Degree Name



Educational Leadership and Administration


John Daresh

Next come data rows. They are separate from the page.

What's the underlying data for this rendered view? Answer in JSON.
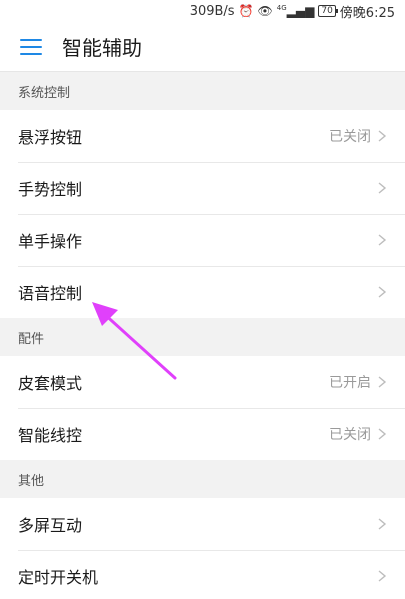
{
  "status_bar": {
    "network_speed": "309B/s",
    "alarm_icon": "alarm-icon",
    "eye_icon": "eye-icon",
    "signal_label": "4G",
    "battery": "70",
    "time": "傍晚6:25"
  },
  "appbar": {
    "title": "智能辅助",
    "menu_icon": "hamburger-menu-icon"
  },
  "sections": [
    {
      "header": "系统控制",
      "items": [
        {
          "label": "悬浮按钮",
          "status": "已关闭"
        },
        {
          "label": "手势控制",
          "status": ""
        },
        {
          "label": "单手操作",
          "status": ""
        },
        {
          "label": "语音控制",
          "status": ""
        }
      ]
    },
    {
      "header": "配件",
      "items": [
        {
          "label": "皮套模式",
          "status": "已开启"
        },
        {
          "label": "智能线控",
          "status": "已关闭"
        }
      ]
    },
    {
      "header": "其他",
      "items": [
        {
          "label": "多屏互动",
          "status": ""
        },
        {
          "label": "定时开关机",
          "status": ""
        }
      ]
    }
  ],
  "annotation": {
    "arrow_color": "#e040fb"
  },
  "colors": {
    "accent": "#1e88e5",
    "section_bg": "#f2f2f2",
    "muted_text": "#9a9a9a"
  }
}
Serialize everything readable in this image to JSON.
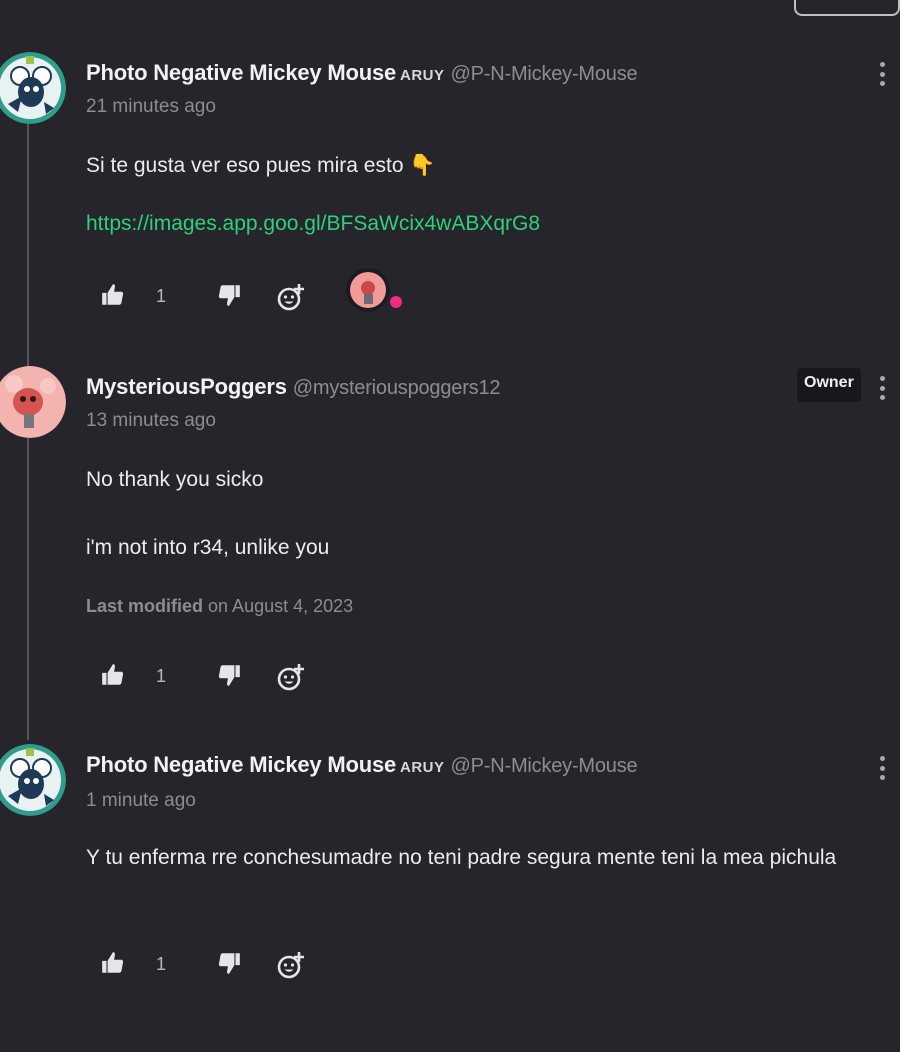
{
  "colors": {
    "background": "#26252b",
    "link": "#2fd07a",
    "muted": "#8d8c94",
    "reaction_dot": "#ef2b86"
  },
  "comments": [
    {
      "username": "Photo Negative Mickey Mouse",
      "badge": "ARUY",
      "handle": "@P-N-Mickey-Mouse",
      "time": "21 minutes ago",
      "body": [
        "Si te gusta ver eso pues mira esto 👇"
      ],
      "link": "https://images.app.goo.gl/BFSaWcix4wABXqrG8",
      "likes": "1",
      "icons": [
        "thumbs-up-icon",
        "thumbs-down-icon",
        "add-reaction-icon",
        "more-vertical-icon"
      ]
    },
    {
      "username": "MysteriousPoggers",
      "handle": "@mysteriouspoggers12",
      "owner_label": "Owner",
      "time": "13 minutes ago",
      "body": [
        "No thank you sicko",
        "i'm not into r34, unlike you"
      ],
      "modified_label": "Last modified",
      "modified_on": "on August 4, 2023",
      "likes": "1"
    },
    {
      "username": "Photo Negative Mickey Mouse",
      "badge": "ARUY",
      "handle": "@P-N-Mickey-Mouse",
      "time": "1 minute ago",
      "body": [
        "Y tu enferma rre conchesumadre no teni padre segura mente teni la mea pichula"
      ],
      "likes": "1"
    }
  ]
}
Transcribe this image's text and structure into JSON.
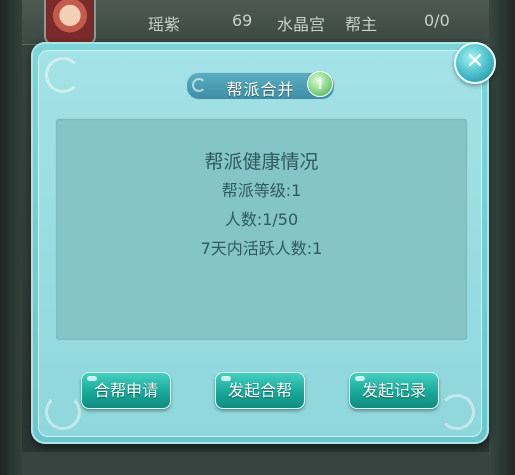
{
  "background": {
    "row": {
      "name": "瑶紫",
      "level": "69",
      "faction": "水晶宫",
      "role": "帮主",
      "count": "0/0"
    }
  },
  "dialog": {
    "title": "帮派合并",
    "help_icon": "help-icon",
    "close_icon": "close-icon",
    "content": {
      "heading": "帮派健康情况",
      "lines": [
        "帮派等级:1",
        "人数:1/50",
        "7天内活跃人数:1"
      ]
    },
    "buttons": {
      "apply_merge": "合帮申请",
      "start_merge": "发起合帮",
      "start_record": "发起记录"
    }
  },
  "colors": {
    "dialog_bg": "#8fd7dc",
    "content_bg": "#84c5c8",
    "button_teal": "#19a898",
    "text_dark": "#2f5a5e"
  }
}
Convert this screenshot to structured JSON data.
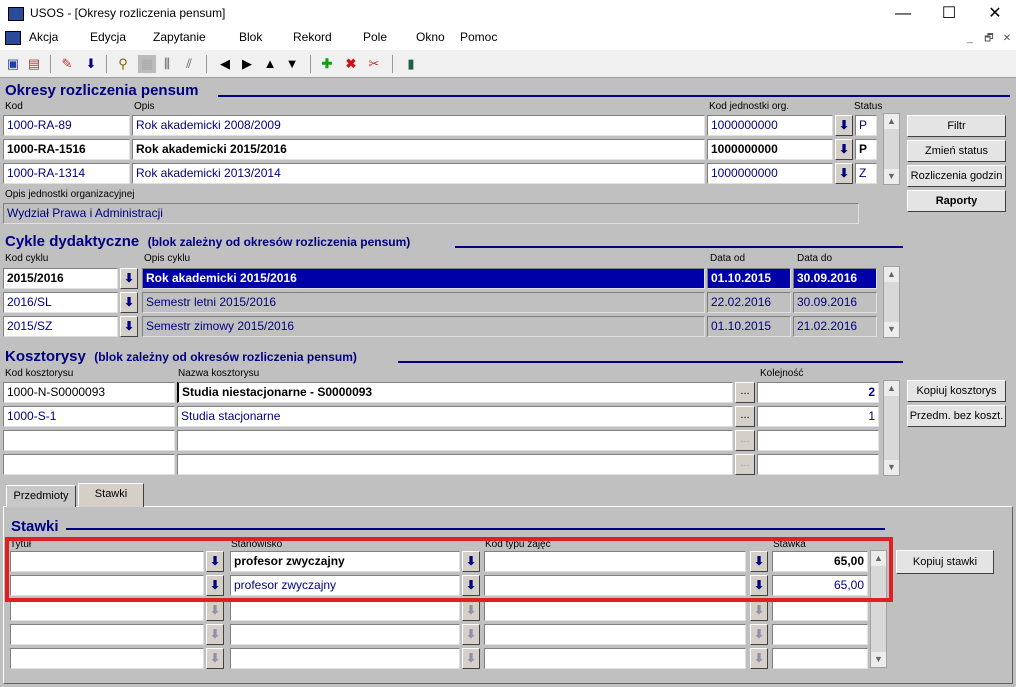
{
  "window": {
    "title": "USOS - [Okresy rozliczenia pensum]",
    "minimize": "—",
    "maximize": "☐",
    "close": "✕"
  },
  "menu": [
    {
      "label": "Akcja"
    },
    {
      "label": "Edycja"
    },
    {
      "label": "Zapytanie"
    },
    {
      "label": "Blok"
    },
    {
      "label": "Rekord"
    },
    {
      "label": "Pole"
    },
    {
      "label": "Okno"
    },
    {
      "label": "Pomoc"
    }
  ],
  "mdi_controls": {
    "minimize": "_",
    "restore": "🗗",
    "close": "✕"
  },
  "toolbar_icons": [
    "save-icon",
    "print-preview-icon",
    "edit-icon",
    "download-icon",
    "enter-query-icon",
    "execute-query-icon",
    "count-icon",
    "stats-icon",
    "prev-block-icon",
    "next-block-icon",
    "prev-record-icon",
    "next-record-icon",
    "insert-record-icon",
    "delete-record-icon",
    "clear-record-icon",
    "exit-icon"
  ],
  "okresy": {
    "title": "Okresy rozliczenia pensum",
    "col_kod": "Kod",
    "col_opis": "Opis",
    "col_jedn": "Kod jednostki org.",
    "col_status": "Status",
    "rows": [
      {
        "kod": "1000-RA-89",
        "opis": "Rok akademicki 2008/2009",
        "jedn": "1000000000",
        "status": "P"
      },
      {
        "kod": "1000-RA-1516",
        "opis": "Rok akademicki 2015/2016",
        "jedn": "1000000000",
        "status": "P"
      },
      {
        "kod": "1000-RA-1314",
        "opis": "Rok akademicki 2013/2014",
        "jedn": "1000000000",
        "status": "Z"
      }
    ],
    "opis_jedn_label": "Opis jednostki organizacyjnej",
    "opis_jedn_value": "Wydział Prawa i Administracji",
    "buttons": {
      "filtr": "Filtr",
      "zmien_status": "Zmień status",
      "rozliczenia": "Rozliczenia godzin",
      "raporty": "Raporty"
    }
  },
  "cykle": {
    "title": "Cykle dydaktyczne",
    "subtitle": "(blok zależny od okresów rozliczenia pensum)",
    "col_kod": "Kod cyklu",
    "col_opis": "Opis cyklu",
    "col_od": "Data od",
    "col_do": "Data do",
    "rows": [
      {
        "kod": "2015/2016",
        "opis": "Rok akademicki 2015/2016",
        "od": "01.10.2015",
        "do": "30.09.2016"
      },
      {
        "kod": "2016/SL",
        "opis": "Semestr letni 2015/2016",
        "od": "22.02.2016",
        "do": "30.09.2016"
      },
      {
        "kod": "2015/SZ",
        "opis": "Semestr zimowy 2015/2016",
        "od": "01.10.2015",
        "do": "21.02.2016"
      }
    ]
  },
  "kosztorysy": {
    "title": "Kosztorysy",
    "subtitle": "(blok zależny od okresów rozliczenia pensum)",
    "col_kod": "Kod kosztorysu",
    "col_nazwa": "Nazwa kosztorysu",
    "col_kolejnosc": "Kolejność",
    "rows": [
      {
        "kod": "1000-N-S0000093",
        "nazwa": "Studia niestacjonarne - S0000093",
        "kolejnosc": "2"
      },
      {
        "kod": "1000-S-1",
        "nazwa": "Studia stacjonarne",
        "kolejnosc": "1"
      }
    ],
    "buttons": {
      "kopiuj": "Kopiuj kosztorys",
      "przedm": "Przedm. bez koszt."
    }
  },
  "tabs": [
    {
      "label": "Przedmioty"
    },
    {
      "label": "Stawki"
    }
  ],
  "stawki": {
    "title": "Stawki",
    "col_tytul": "Tytuł",
    "col_stanowisko": "Stanowisko",
    "col_kod_typu": "Kod typu zajęć",
    "col_stawka": "Stawka",
    "rows": [
      {
        "tytul": "",
        "stanowisko": "profesor zwyczajny",
        "kod_typu": "",
        "stawka": "65,00"
      },
      {
        "tytul": "",
        "stanowisko": "profesor zwyczajny",
        "kod_typu": "",
        "stawka": "65,00"
      }
    ],
    "buttons": {
      "kopiuj": "Kopiuj stawki"
    }
  },
  "colors": {
    "accent": "#000080",
    "selection": "#0000a8",
    "highlight": "#e02020"
  }
}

The purposes of this study were (a) to learn about the pathways to the superintendency for Hispanic superintendents in Texas and (b) to examine cultural issues encountered along the way. Collected data were compared to Scheinâ??s theory of organizational career mobility. A triangulation approach consisting of in-depth interviewing, survey completion, and observational data solicited information pertaining to their career development tracks, personal and career preparation, and incentives or disincentives to pursuing the superintendency. Participants were purposively selected from approximately 120 to 130 current Hispanic superintendents in Texas. The selected superintendents lead large districts (student enrollment exceeding 25,000) throughout various Texas geographical regions. Specifically, 11 current Hispanic superintendents met the research criteria to participate in the study. It was found that, rather than looking at pathways to the superintendency as the acquisition of titles (principal, director, area/associate superintendent), what determines career advancement or leads to the pathway to the superintendency for Hispanic individuals is their (a) self-perception, (b) attitudes, and (c) behaviors as they traverse specific work experiences related to school leadership. The â??glass ceilingâ?? for Hispanic leaders who wish to advance to the superintendency involves changing perceptions about Hispanic leaders and serving as the impetus for future educational leaders so they too are considered viable candidates.




Received from ProQuest

File Size

129 pages

File Format


Rights Holder

Sandra Calzada